In your answer, every line of the records should be written out exactly.

[Data records — start]

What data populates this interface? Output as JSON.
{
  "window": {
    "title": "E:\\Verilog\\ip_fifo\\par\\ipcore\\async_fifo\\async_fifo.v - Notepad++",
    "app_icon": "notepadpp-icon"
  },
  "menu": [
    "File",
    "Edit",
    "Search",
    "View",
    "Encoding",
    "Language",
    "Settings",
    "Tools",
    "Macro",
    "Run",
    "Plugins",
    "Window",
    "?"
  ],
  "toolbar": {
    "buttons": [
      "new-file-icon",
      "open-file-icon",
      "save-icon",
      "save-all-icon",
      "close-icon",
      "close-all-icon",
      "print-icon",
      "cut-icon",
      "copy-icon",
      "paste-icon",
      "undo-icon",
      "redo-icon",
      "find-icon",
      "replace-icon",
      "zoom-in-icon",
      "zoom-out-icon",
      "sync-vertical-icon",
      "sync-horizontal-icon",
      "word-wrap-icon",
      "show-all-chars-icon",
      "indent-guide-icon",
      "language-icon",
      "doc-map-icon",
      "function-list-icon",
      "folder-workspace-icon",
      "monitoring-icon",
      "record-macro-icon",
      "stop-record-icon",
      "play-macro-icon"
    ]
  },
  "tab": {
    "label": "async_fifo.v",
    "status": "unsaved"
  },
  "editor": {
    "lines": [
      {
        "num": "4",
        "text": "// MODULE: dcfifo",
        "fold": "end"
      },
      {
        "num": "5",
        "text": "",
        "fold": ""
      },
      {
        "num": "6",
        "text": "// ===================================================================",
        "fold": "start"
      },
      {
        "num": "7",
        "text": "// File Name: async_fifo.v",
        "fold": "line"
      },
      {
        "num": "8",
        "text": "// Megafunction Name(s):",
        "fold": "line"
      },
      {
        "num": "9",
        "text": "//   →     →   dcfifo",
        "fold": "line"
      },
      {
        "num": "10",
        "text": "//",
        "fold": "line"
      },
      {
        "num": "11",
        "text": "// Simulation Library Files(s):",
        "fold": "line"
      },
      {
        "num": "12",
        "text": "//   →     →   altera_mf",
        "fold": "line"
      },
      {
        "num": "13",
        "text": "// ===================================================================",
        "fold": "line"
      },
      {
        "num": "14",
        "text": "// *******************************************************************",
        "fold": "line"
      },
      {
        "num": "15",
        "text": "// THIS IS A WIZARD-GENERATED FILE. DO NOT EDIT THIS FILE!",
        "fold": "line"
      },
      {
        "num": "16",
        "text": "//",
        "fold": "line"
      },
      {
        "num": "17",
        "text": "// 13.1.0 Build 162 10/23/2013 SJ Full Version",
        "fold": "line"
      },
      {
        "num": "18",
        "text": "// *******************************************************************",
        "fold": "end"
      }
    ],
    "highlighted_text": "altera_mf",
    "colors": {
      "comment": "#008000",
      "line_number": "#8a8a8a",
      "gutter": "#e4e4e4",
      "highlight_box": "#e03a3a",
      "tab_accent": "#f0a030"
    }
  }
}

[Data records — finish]

#### Exercise output:
What data populates this interface? Output as JSON.
{
  "window": {
    "title": "E:\\Verilog\\ip_fifo\\par\\ipcore\\async_fifo\\async_fifo.v - Notepad++",
    "app_icon": "notepadpp-icon"
  },
  "menu": [
    "File",
    "Edit",
    "Search",
    "View",
    "Encoding",
    "Language",
    "Settings",
    "Tools",
    "Macro",
    "Run",
    "Plugins",
    "Window",
    "?"
  ],
  "toolbar": {
    "buttons": [
      "new-file-icon",
      "open-file-icon",
      "save-icon",
      "save-all-icon",
      "close-icon",
      "close-all-icon",
      "print-icon",
      "cut-icon",
      "copy-icon",
      "paste-icon",
      "undo-icon",
      "redo-icon",
      "find-icon",
      "replace-icon",
      "zoom-in-icon",
      "zoom-out-icon",
      "sync-vertical-icon",
      "sync-horizontal-icon",
      "word-wrap-icon",
      "show-all-chars-icon",
      "indent-guide-icon",
      "language-icon",
      "doc-map-icon",
      "function-list-icon",
      "folder-workspace-icon",
      "monitoring-icon",
      "record-macro-icon",
      "stop-record-icon",
      "play-macro-icon"
    ]
  },
  "tab": {
    "label": "async_fifo.v",
    "status": "unsaved"
  },
  "editor": {
    "lines": [
      {
        "num": "4",
        "text": "// MODULE: dcfifo",
        "fold": "end"
      },
      {
        "num": "5",
        "text": "",
        "fold": ""
      },
      {
        "num": "6",
        "text": "// ===================================================================",
        "fold": "start"
      },
      {
        "num": "7",
        "text": "// File Name: async_fifo.v",
        "fold": "line"
      },
      {
        "num": "8",
        "text": "// Megafunction Name(s):",
        "fold": "line"
      },
      {
        "num": "9",
        "text": "//   →     →   dcfifo",
        "fold": "line"
      },
      {
        "num": "10",
        "text": "//",
        "fold": "line"
      },
      {
        "num": "11",
        "text": "// Simulation Library Files(s):",
        "fold": "line"
      },
      {
        "num": "12",
        "text": "//   →     →   altera_mf",
        "fold": "line"
      },
      {
        "num": "13",
        "text": "// ===================================================================",
        "fold": "line"
      },
      {
        "num": "14",
        "text": "// *******************************************************************",
        "fold": "line"
      },
      {
        "num": "15",
        "text": "// THIS IS A WIZARD-GENERATED FILE. DO NOT EDIT THIS FILE!",
        "fold": "line"
      },
      {
        "num": "16",
        "text": "//",
        "fold": "line"
      },
      {
        "num": "17",
        "text": "// 13.1.0 Build 162 10/23/2013 SJ Full Version",
        "fold": "line"
      },
      {
        "num": "18",
        "text": "// *******************************************************************",
        "fold": "end"
      }
    ],
    "highlighted_text": "altera_mf",
    "colors": {
      "comment": "#008000",
      "line_number": "#8a8a8a",
      "gutter": "#e4e4e4",
      "highlight_box": "#e03a3a",
      "tab_accent": "#f0a030"
    }
  }
}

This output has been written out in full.